Directions for this task — Type out each record word for word. Pictures stay out.

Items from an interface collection
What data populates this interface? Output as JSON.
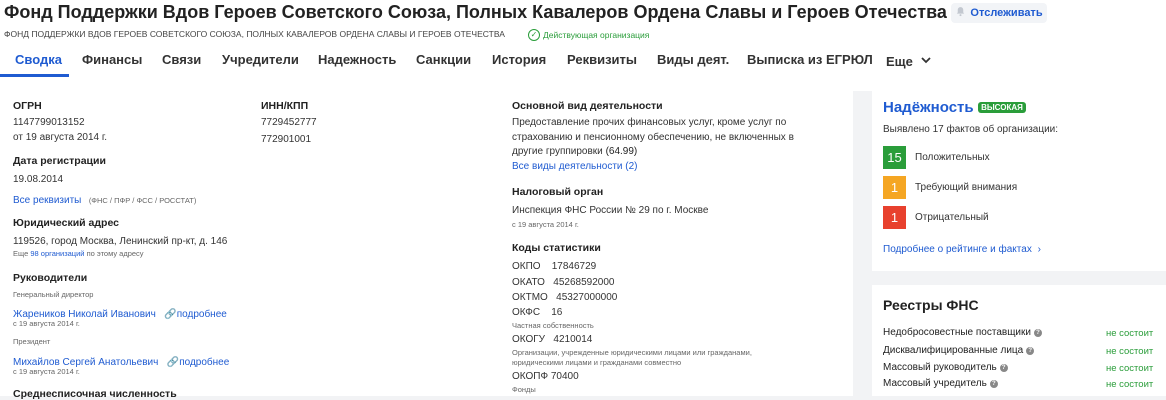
{
  "header": {
    "title": "Фонд Поддержки Вдов Героев Советского Союза, Полных Кавалеров Ордена Славы и Героев Отечества",
    "follow_label": "Отслеживать",
    "subtitle": "ФОНД ПОДДЕРЖКИ ВДОВ ГЕРОЕВ СОВЕТСКОГО СОЮЗА, ПОЛНЫХ КАВАЛЕРОВ ОРДЕНА СЛАВЫ И ГЕРОЕВ ОТЕЧЕСТВА",
    "status": "Действующая организация"
  },
  "tabs": [
    {
      "label": "Сводка"
    },
    {
      "label": "Финансы"
    },
    {
      "label": "Связи"
    },
    {
      "label": "Учредители"
    },
    {
      "label": "Надежность"
    },
    {
      "label": "Санкции"
    },
    {
      "label": "История"
    },
    {
      "label": "Реквизиты"
    },
    {
      "label": "Виды деят."
    },
    {
      "label": "Выписка из ЕГРЮЛ"
    },
    {
      "label": "Еще"
    }
  ],
  "summary": {
    "ogrn": {
      "label": "ОГРН",
      "value": "1147799013152",
      "date": "от 19 августа 2014 г."
    },
    "inn": {
      "label": "ИНН/КПП",
      "inn": "7729452777",
      "kpp": "772901001"
    },
    "reg_date": {
      "label": "Дата регистрации",
      "value": "19.08.2014"
    },
    "all_requisites": {
      "label": "Все реквизиты",
      "note": "(ФНС / ПФР / ФСС / РОССТАТ)"
    },
    "address": {
      "label": "Юридический адрес",
      "value": "119526, город Москва, Ленинский пр-кт, д. 146",
      "note_prefix": "Еще",
      "note_link": "98 организаций",
      "note_suffix": "по этому адресу"
    },
    "managers": {
      "label": "Руководители",
      "items": [
        {
          "role": "Генеральный директор",
          "name": "Жареников Николай Иванович",
          "more": "подробнее",
          "since": "с 19 августа 2014 г."
        },
        {
          "role": "Президент",
          "name": "Михайлов Сергей Анатольевич",
          "more": "подробнее",
          "since": "с 19 августа 2014 г."
        }
      ]
    },
    "cut_text": "Среднесписочная численность",
    "activity": {
      "label": "Основной вид деятельности",
      "lines": [
        "Предоставление прочих финансовых услуг, кроме услуг по",
        "страхованию и пенсионному обеспечению, не включенных в"
      ],
      "last_line": "другие группировки",
      "code": "(64.99)",
      "all_link": "Все виды деятельности (2)"
    },
    "tax": {
      "label": "Налоговый орган",
      "value": "Инспекция ФНС России № 29 по г. Москве",
      "since": "с 19 августа 2014 г."
    },
    "stats": {
      "label": "Коды статистики",
      "codes": [
        {
          "code": "ОКПО",
          "value": "17846729"
        },
        {
          "code": "ОКАТО",
          "value": "45268592000"
        },
        {
          "code": "ОКТМО",
          "value": "45327000000"
        },
        {
          "code": "ОКФС",
          "value": "16",
          "desc": "Частная собственность"
        },
        {
          "code": "ОКОГУ",
          "value": "4210014",
          "desc_lines": [
            "Организации, учрежденные юридическими лицами или гражданами,",
            "юридическими лицами и гражданами совместно"
          ]
        },
        {
          "code": "ОКОПФ",
          "value": "70400",
          "desc": "Фонды"
        }
      ]
    }
  },
  "reliability": {
    "title": "Надёжность",
    "badge": "ВЫСОКАЯ",
    "facts_text": "Выявлено 17 фактов об организации:",
    "items": [
      {
        "count": "15",
        "label": "Положительных",
        "color": "#2a9d3a"
      },
      {
        "count": "1",
        "label": "Требующий внимания",
        "color": "#f5a623"
      },
      {
        "count": "1",
        "label": "Отрицательный",
        "color": "#e8412e"
      }
    ],
    "more_link": "Подробнее о рейтинге и фактах"
  },
  "fns": {
    "title": "Реестры ФНС",
    "rows": [
      {
        "label": "Недобросовестные поставщики",
        "status": "не состоит"
      },
      {
        "label": "Дисквалифицированные лица",
        "status": "не состоит"
      },
      {
        "label": "Массовый руководитель",
        "status": "не состоит"
      },
      {
        "label": "Массовый учредитель",
        "status": "не состоит"
      }
    ]
  }
}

Response below —
What data populates this interface? Output as JSON.
{
  "header": {
    "title": "Фонд Поддержки Вдов Героев Советского Союза, Полных Кавалеров Ордена Славы и Героев Отечества",
    "follow_label": "Отслеживать",
    "subtitle": "ФОНД ПОДДЕРЖКИ ВДОВ ГЕРОЕВ СОВЕТСКОГО СОЮЗА, ПОЛНЫХ КАВАЛЕРОВ ОРДЕНА СЛАВЫ И ГЕРОЕВ ОТЕЧЕСТВА",
    "status": "Действующая организация"
  },
  "tabs": [
    {
      "label": "Сводка"
    },
    {
      "label": "Финансы"
    },
    {
      "label": "Связи"
    },
    {
      "label": "Учредители"
    },
    {
      "label": "Надежность"
    },
    {
      "label": "Санкции"
    },
    {
      "label": "История"
    },
    {
      "label": "Реквизиты"
    },
    {
      "label": "Виды деят."
    },
    {
      "label": "Выписка из ЕГРЮЛ"
    },
    {
      "label": "Еще"
    }
  ],
  "summary": {
    "ogrn": {
      "label": "ОГРН",
      "value": "1147799013152",
      "date": "от 19 августа 2014 г."
    },
    "inn": {
      "label": "ИНН/КПП",
      "inn": "7729452777",
      "kpp": "772901001"
    },
    "reg_date": {
      "label": "Дата регистрации",
      "value": "19.08.2014"
    },
    "all_requisites": {
      "label": "Все реквизиты",
      "note": "(ФНС / ПФР / ФСС / РОССТАТ)"
    },
    "address": {
      "label": "Юридический адрес",
      "value": "119526, город Москва, Ленинский пр-кт, д. 146",
      "note_prefix": "Еще",
      "note_link": "98 организаций",
      "note_suffix": "по этому адресу"
    },
    "managers": {
      "label": "Руководители",
      "items": [
        {
          "role": "Генеральный директор",
          "name": "Жареников Николай Иванович",
          "more": "подробнее",
          "since": "с 19 августа 2014 г."
        },
        {
          "role": "Президент",
          "name": "Михайлов Сергей Анатольевич",
          "more": "подробнее",
          "since": "с 19 августа 2014 г."
        }
      ]
    },
    "cut_text": "Среднесписочная численность",
    "activity": {
      "label": "Основной вид деятельности",
      "lines": [
        "Предоставление прочих финансовых услуг, кроме услуг по",
        "страхованию и пенсионному обеспечению, не включенных в"
      ],
      "last_line": "другие группировки",
      "code": "(64.99)",
      "all_link": "Все виды деятельности (2)"
    },
    "tax": {
      "label": "Налоговый орган",
      "value": "Инспекция ФНС России № 29 по г. Москве",
      "since": "с 19 августа 2014 г."
    },
    "stats": {
      "label": "Коды статистики",
      "codes": [
        {
          "code": "ОКПО",
          "value": "17846729"
        },
        {
          "code": "ОКАТО",
          "value": "45268592000"
        },
        {
          "code": "ОКТМО",
          "value": "45327000000"
        },
        {
          "code": "ОКФС",
          "value": "16",
          "desc": "Частная собственность"
        },
        {
          "code": "ОКОГУ",
          "value": "4210014",
          "desc_lines": [
            "Организации, учрежденные юридическими лицами или гражданами,",
            "юридическими лицами и гражданами совместно"
          ]
        },
        {
          "code": "ОКОПФ",
          "value": "70400",
          "desc": "Фонды"
        }
      ]
    }
  },
  "reliability": {
    "title": "Надёжность",
    "badge": "ВЫСОКАЯ",
    "facts_text": "Выявлено 17 фактов об организации:",
    "items": [
      {
        "count": "15",
        "label": "Положительных",
        "color": "#2a9d3a"
      },
      {
        "count": "1",
        "label": "Требующий внимания",
        "color": "#f5a623"
      },
      {
        "count": "1",
        "label": "Отрицательный",
        "color": "#e8412e"
      }
    ],
    "more_link": "Подробнее о рейтинге и фактах"
  },
  "fns": {
    "title": "Реестры ФНС",
    "rows": [
      {
        "label": "Недобросовестные поставщики",
        "status": "не состоит"
      },
      {
        "label": "Дисквалифицированные лица",
        "status": "не состоит"
      },
      {
        "label": "Массовый руководитель",
        "status": "не состоит"
      },
      {
        "label": "Массовый учредитель",
        "status": "не состоит"
      }
    ]
  }
}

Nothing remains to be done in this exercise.